There is a faithful Echeveria sat on the windowsill, in the office at Enthusiast Towers.
It is must be a couple of years old now and is doing that thing where they start to tumble over the edge of the pot, which to me is one of their most charming features.
Some time ago while cleaning the window, I knocked a leaf off, and Echeveria is so easy to propagate that simply leaving it where it fell was all that was required.
Before long the beautiful bright pink roots started to form, and today I removed the parent leaf, and popped my new plant into its new home…
As easy as falling off a log…
The Echeveria leaf, with its pink adventitious roots. The new plant is forming at the end of the leaf with its roots looking for the sand of a Mexican desert…
(Am I the only person to see a snail, or a snake in this picture? 😃)
I always marvel with these fabulous houseplants at how pink the roots are, and how they form them as they slowly creep, just imagine how effective this would be in developing a colony in the wild.
Echeveria, also known as stonecrop or Hens n Chicks are ideal houseplant to people who are just getting into plants.
There are 5 secrets to growing them…
- Light: Echeveria like light, they will lean towards it, and flop over the pot towards the window, rather than show off their beauty. They also need lots of light to develop their full colours. Incredibly in the UK (Zone 7 in the American system) they are hardy and can shrug off frost, cold and snow, but often rot away due to our wet winters.
- Compost: The secret here is to ensure the compost is very free draining, adding lots, (up to 30% by volume) of grit.
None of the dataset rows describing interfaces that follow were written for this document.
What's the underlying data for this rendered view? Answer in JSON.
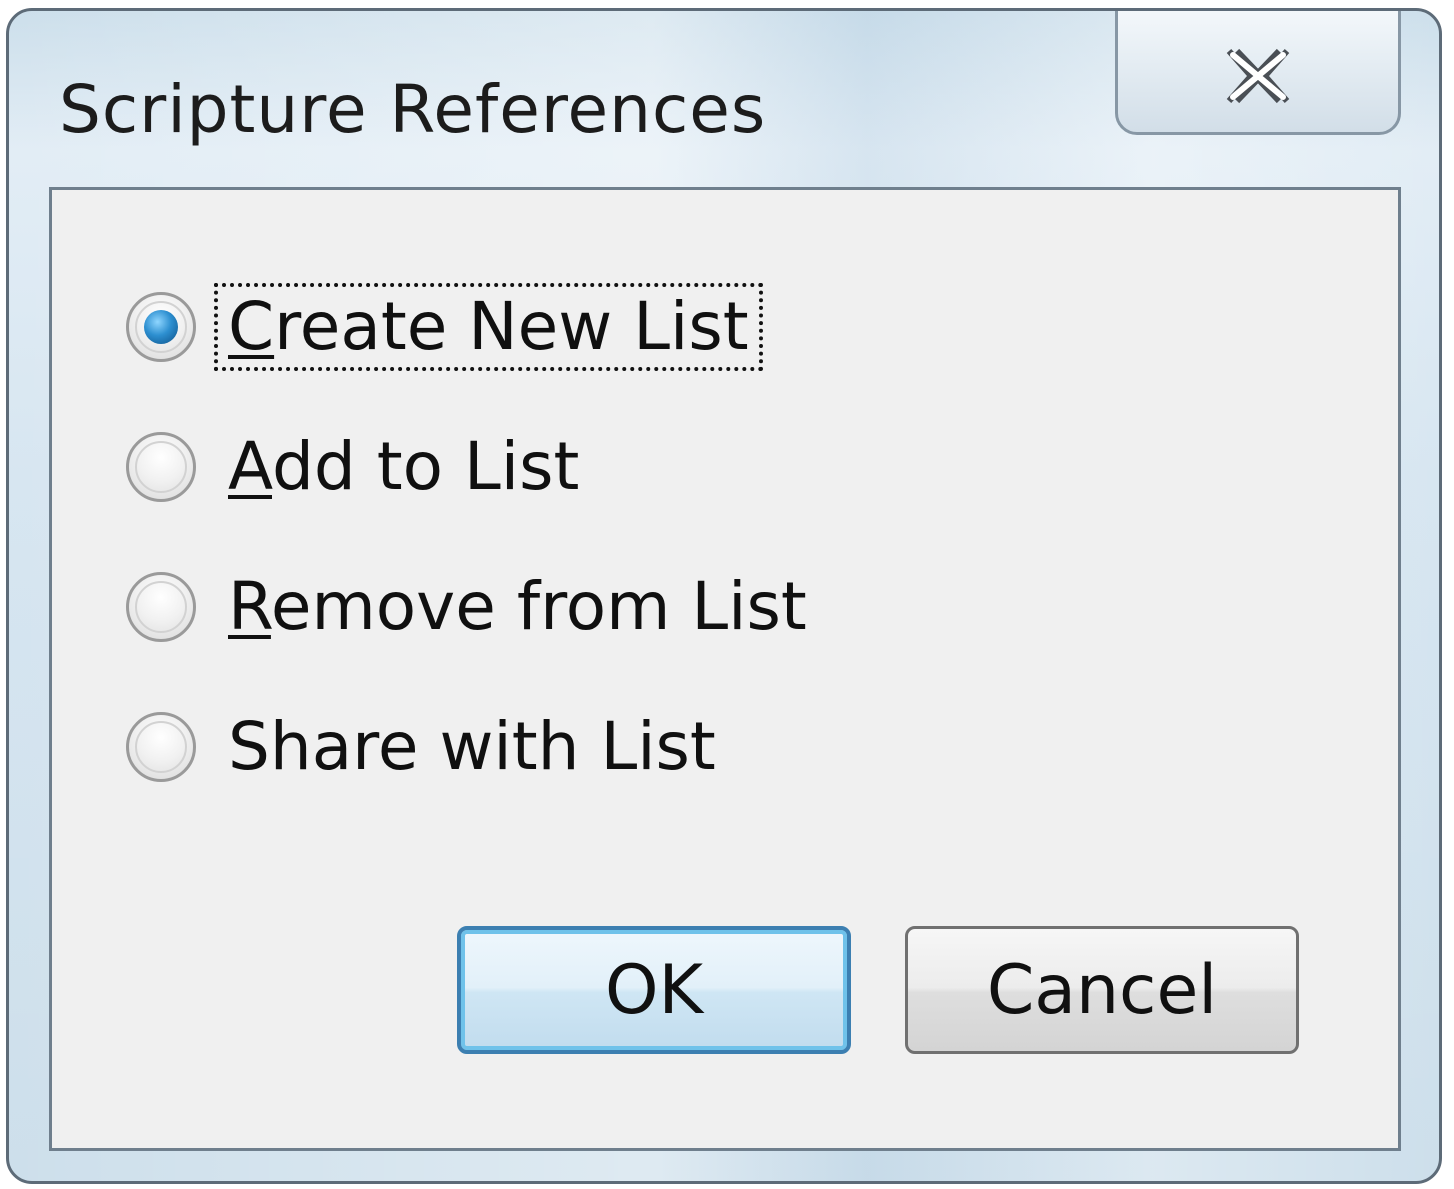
{
  "window": {
    "title": "Scripture References"
  },
  "options": [
    {
      "label": "Create New List",
      "mnemonic": "C",
      "rest": "reate New List",
      "checked": true,
      "focused": true
    },
    {
      "label": "Add to List",
      "mnemonic": "A",
      "rest": "dd to List",
      "checked": false,
      "focused": false
    },
    {
      "label": "Remove from List",
      "mnemonic": "R",
      "rest": "emove from List",
      "checked": false,
      "focused": false
    },
    {
      "label": "Share with List",
      "mnemonic": "",
      "rest": "Share with List",
      "checked": false,
      "focused": false
    }
  ],
  "buttons": {
    "ok_label": "OK",
    "cancel_label": "Cancel"
  },
  "icons": {
    "close": "close-icon",
    "radio_selected": "radio-selected-icon",
    "radio_unselected": "radio-unselected-icon"
  },
  "colors": {
    "accent": "#3c7fb1",
    "radio_dot": "#2d8fd0",
    "client_bg": "#f0f0f0"
  }
}
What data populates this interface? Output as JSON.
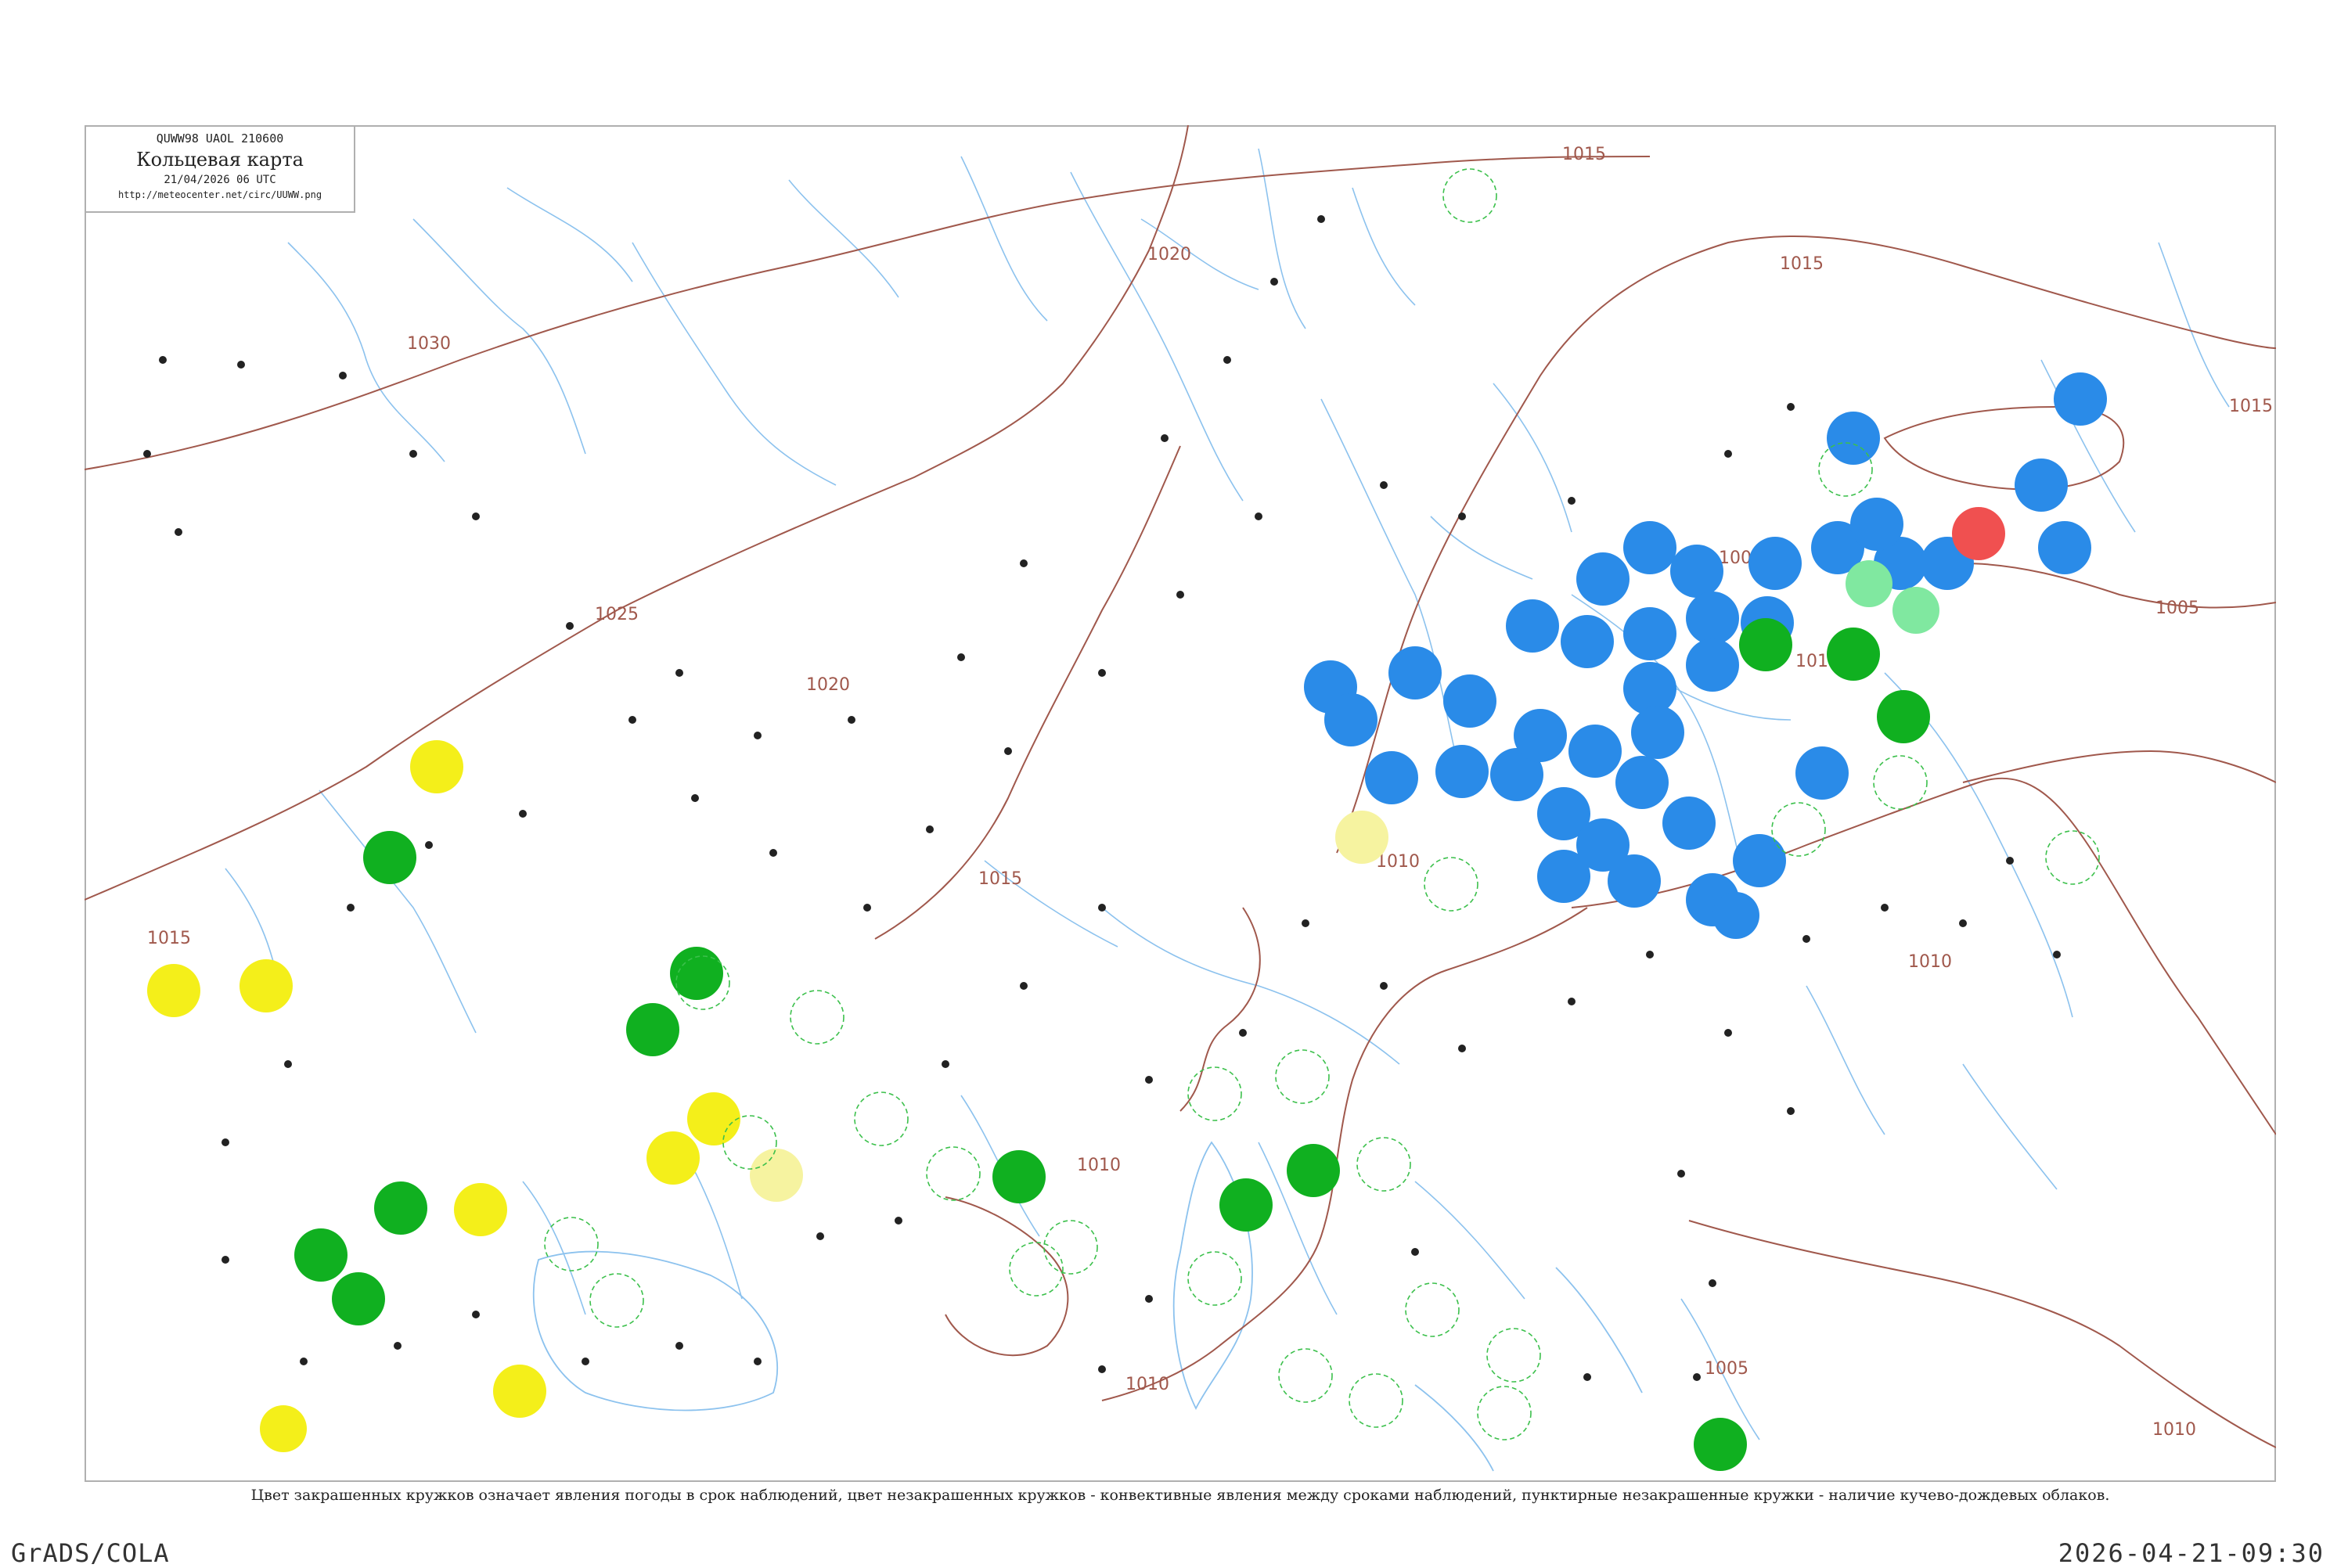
{
  "header": {
    "code": "QUWW98  UAOL  210600",
    "title": "Кольцевая карта",
    "datetime": "21/04/2026 06 UTC",
    "url": "http://meteocenter.net/circ/UUWW.png"
  },
  "caption": "Цвет закрашенных кружков означает явления погоды в срок наблюдений, цвет незакрашенных кружков - конвективные явления между сроками наблюдений, пунктирные незакрашенные кружки - наличие кучево-дождевых облаков.",
  "footer": {
    "left": "GrADS/COLA",
    "right": "2026-04-21-09:30"
  },
  "isobar_labels": [
    "1030",
    "1025",
    "1020",
    "1020",
    "1015",
    "1015",
    "1015",
    "1015",
    "1015",
    "1010",
    "1010",
    "1010",
    "1010",
    "1005",
    "1000",
    "1010",
    "1005",
    "1000",
    "1010"
  ],
  "colors": {
    "isobar": "#a0584c",
    "river": "#7fb8e8",
    "frame": "#b0b0b0",
    "blue_circle": "#2a8be8",
    "green_circle": "#10b020",
    "yellow_circle": "#f4ef1a",
    "red_circle": "#f05050",
    "light_green_circle": "#80e8a0"
  }
}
In the wild they grow over rocks and in crevices in poor soil. Take great care never to overwater them, just a few drops of water every month should be enough to make them happy.
- Water: Echeveria thrive on drought, so allow the compost to dry out, to come away from the edge of the pot, to look far, far to dry and then only give enough water to make it damp no more. Water early in the day so the leaves are dry before the cool of the evening.
- Hardiness: Echeveria are cold hardy in most of the UK, (or zone 9 in the USA). They are not often killed by cold, but they are killed by rain and wet, so find a spot, like under the eaves of the house or a bay window to make sure they overwinter dry.
- Propagation: These gorgeous, pale paster colours plants can regrow from cuttings of offsets, leaves, and stems. You can even slice the top off and pop it on some dry compost especially if it has its pink roots growing.